_PROBLEM DETAILS_
List the lines of this listing that hold the word "için".
(EXERCISE MATERIAL)
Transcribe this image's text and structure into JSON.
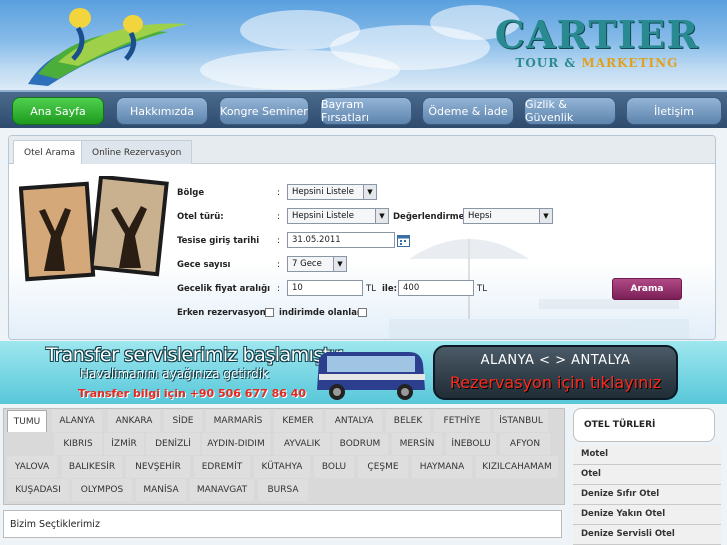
{
  "brand": {
    "name": "CARTIER",
    "sub_a": "TOUR &",
    "sub_b": "MARKETING"
  },
  "nav": [
    {
      "label": "Ana Sayfa",
      "active": true
    },
    {
      "label": "Hakkımızda"
    },
    {
      "label": "Kongre Seminer"
    },
    {
      "label": "Bayram Fırsatları"
    },
    {
      "label": "Ödeme & İade"
    },
    {
      "label": "Gizlik & Güvenlik"
    },
    {
      "label": "İletişim"
    }
  ],
  "search": {
    "tabs": [
      "Otel Arama",
      "Online Rezervasyon"
    ],
    "fields": {
      "region_label": "Bölge",
      "region_value": "Hepsini Listele",
      "type_label": "Otel türü:",
      "type_value": "Hepsini Listele",
      "rating_label": "Değerlendirme :",
      "rating_value": "Hepsi",
      "checkin_label": "Tesise giriş tarihi",
      "checkin_value": "31.05.2011",
      "nights_label": "Gece sayısı",
      "nights_value": "7 Gece",
      "price_label": "Gecelik fiyat aralığı",
      "price_min": "10",
      "price_currency_1": "TL",
      "price_to": "ile:",
      "price_max": "400",
      "price_currency_2": "TL",
      "early_label": "Erken rezervasyon :",
      "discount_label": "indirimde olanlar :",
      "colon": ":"
    },
    "button": "Arama"
  },
  "banner": {
    "line1": "Transfer servislerimiz başlamıştır.",
    "line2": "Havalimanını ayağınıza getirdik",
    "line3": "Transfer bilgi için +90 506 677 86 40",
    "cta_route": "ALANYA < > ANTALYA",
    "cta_action": "Rezervasyon için tıklayınız"
  },
  "cities": {
    "row1": [
      "TUMU",
      "ALANYA",
      "ANKARA",
      "SİDE",
      "MARMARİS",
      "KEMER",
      "ANTALYA",
      "BELEK",
      "FETHİYE",
      "İSTANBUL"
    ],
    "row2": [
      "KIBRIS",
      "İZMİR",
      "DENİZLİ",
      "AYDIN-DIDIM",
      "AYVALIK",
      "BODRUM",
      "MERSİN",
      "İNEBOLU",
      "AFYON"
    ],
    "row3": [
      "YALOVA",
      "BALIKESİR",
      "NEVŞEHİR",
      "EDREMİT",
      "KÜTAHYA",
      "BOLU",
      "ÇEŞME",
      "HAYMANA",
      "KIZILCAHAMAM"
    ],
    "row4": [
      "KUŞADASI",
      "OLYMPOS",
      "MANİSA",
      "MANAVGAT",
      "BURSA"
    ]
  },
  "picks_title": "Bizim Seçtiklerimiz",
  "sidebar": {
    "title": "OTEL TÜRLERİ",
    "items": [
      "Motel",
      "Otel",
      "Denize Sıfır Otel",
      "Denize Yakın Otel",
      "Denize Servisli Otel"
    ]
  }
}
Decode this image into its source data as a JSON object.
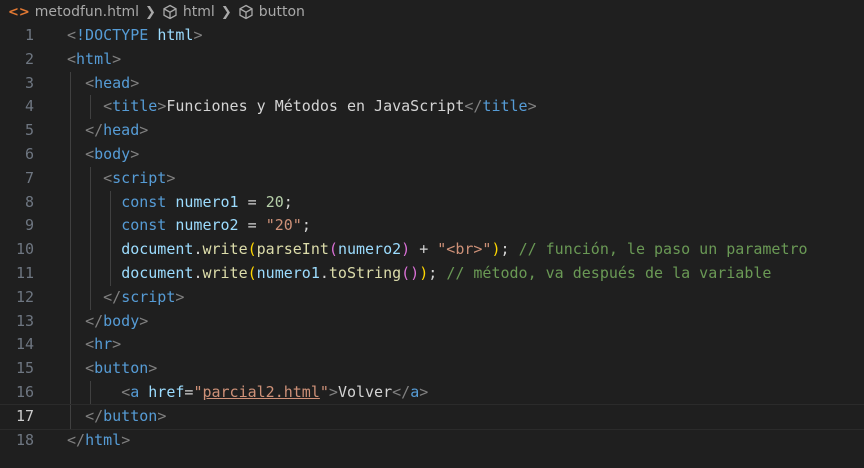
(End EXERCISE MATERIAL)
_REPLY TO THE TASK_
    "line3": "Transfer bilgi için +90 506 677 86 40",
    "cta_action": "Rezervasyon için tıklayınız"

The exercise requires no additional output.